The role of high-dose corticosteroids in the treatment of chronic lymphocytic leukemia.

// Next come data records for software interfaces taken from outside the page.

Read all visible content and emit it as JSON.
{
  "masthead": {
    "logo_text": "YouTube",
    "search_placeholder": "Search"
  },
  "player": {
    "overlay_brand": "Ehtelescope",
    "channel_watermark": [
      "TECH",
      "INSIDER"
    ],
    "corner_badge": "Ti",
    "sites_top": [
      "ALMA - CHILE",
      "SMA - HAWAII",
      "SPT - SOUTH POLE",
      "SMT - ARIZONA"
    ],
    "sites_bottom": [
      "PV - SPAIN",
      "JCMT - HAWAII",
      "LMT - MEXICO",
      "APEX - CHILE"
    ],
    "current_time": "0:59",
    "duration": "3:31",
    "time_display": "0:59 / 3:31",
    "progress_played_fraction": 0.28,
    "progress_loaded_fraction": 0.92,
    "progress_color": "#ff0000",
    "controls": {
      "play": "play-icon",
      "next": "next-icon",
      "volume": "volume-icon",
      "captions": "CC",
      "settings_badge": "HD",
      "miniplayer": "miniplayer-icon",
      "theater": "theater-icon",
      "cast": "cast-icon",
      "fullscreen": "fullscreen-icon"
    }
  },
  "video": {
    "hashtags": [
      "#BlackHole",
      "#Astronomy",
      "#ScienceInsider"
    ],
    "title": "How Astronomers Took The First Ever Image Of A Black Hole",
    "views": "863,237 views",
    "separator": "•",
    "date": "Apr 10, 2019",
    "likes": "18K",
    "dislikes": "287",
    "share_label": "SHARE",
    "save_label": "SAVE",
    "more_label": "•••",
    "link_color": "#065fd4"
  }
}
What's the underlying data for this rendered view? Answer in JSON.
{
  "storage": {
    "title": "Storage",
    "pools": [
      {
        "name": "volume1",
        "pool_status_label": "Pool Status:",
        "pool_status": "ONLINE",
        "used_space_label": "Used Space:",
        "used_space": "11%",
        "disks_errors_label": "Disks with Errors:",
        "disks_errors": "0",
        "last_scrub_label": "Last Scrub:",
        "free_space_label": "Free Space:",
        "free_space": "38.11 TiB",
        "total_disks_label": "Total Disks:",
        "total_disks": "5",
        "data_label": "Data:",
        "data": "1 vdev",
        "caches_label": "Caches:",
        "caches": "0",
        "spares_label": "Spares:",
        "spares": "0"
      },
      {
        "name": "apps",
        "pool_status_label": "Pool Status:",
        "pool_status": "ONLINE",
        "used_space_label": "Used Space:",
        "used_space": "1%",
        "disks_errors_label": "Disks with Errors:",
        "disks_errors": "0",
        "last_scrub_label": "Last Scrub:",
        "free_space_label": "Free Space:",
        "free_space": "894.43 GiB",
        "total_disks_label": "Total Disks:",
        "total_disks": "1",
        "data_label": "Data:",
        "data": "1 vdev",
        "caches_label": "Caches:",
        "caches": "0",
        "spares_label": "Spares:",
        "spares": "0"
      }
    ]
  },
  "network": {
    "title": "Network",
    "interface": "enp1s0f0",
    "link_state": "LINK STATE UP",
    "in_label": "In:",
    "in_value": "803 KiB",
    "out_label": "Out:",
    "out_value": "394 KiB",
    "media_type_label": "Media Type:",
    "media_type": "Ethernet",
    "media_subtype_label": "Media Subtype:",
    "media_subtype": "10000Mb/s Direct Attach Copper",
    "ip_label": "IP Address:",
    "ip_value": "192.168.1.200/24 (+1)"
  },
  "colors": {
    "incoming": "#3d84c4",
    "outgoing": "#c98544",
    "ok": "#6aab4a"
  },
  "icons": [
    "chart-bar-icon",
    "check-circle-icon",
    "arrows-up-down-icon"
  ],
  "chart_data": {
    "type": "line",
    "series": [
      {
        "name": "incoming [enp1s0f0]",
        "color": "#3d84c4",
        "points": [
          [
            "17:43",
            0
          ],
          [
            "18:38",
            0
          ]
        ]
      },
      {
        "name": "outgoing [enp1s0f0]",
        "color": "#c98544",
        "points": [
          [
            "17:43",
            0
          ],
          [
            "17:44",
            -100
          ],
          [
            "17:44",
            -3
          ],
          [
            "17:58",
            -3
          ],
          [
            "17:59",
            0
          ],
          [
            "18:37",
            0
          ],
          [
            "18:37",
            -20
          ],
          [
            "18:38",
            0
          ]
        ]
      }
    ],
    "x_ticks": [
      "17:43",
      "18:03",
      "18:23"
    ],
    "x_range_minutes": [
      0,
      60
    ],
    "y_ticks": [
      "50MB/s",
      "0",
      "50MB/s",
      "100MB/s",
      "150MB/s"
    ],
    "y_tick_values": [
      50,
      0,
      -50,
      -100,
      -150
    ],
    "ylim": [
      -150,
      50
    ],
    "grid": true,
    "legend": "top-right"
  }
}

ABSTRACT INTRODUCTION: Management of refractory chronic lymphocytic leukemia (CLL) represents a major challenge because of the poor prognosis and limited treatment options. While corticosteroids have been used to treat CLL since 1940s, their benefit has never been conclusively proved. Recently, several groups reported use of high-dose corticosteroids (methylprednisolone or dexamethasone) either alone or combined with chemotherapy and/or monoclonal antibodies in relapsed/refractory CLL. AREAS COVERED: While efficacy of high-dose corticosteroids is excellent including responses in patients with bulky lymphadenopathy or those considered ultra high-risk CLL because of deletion and/or mutation of p53 gene, the duration of response is still unsatisfactory. Combination with monoclonal antibodies seems to improve therapeutic efficacy but no randomized trials have been conducted. For the purpose of this review, a search for terms, high-dose corticosteroids/methylprednisolone/dexamethasone, and chronic lymphocytic leukemia has been performed in PubMed and database of abstracts from American Society of Hematology Meetings. EXPERT OPINION: High-dose corticosteroids appear to play an important role in the management of highly pretreated relapsed/refractory CLL including patients with massive lymphadenopathy. Myelosuppression is usually limited but infectious toxicity, including increased risk of invasive fungal infections, represents the most dreaded side effects. This therapeutic approach should be further tested within large prospective trials, to optimize efficacy and safety.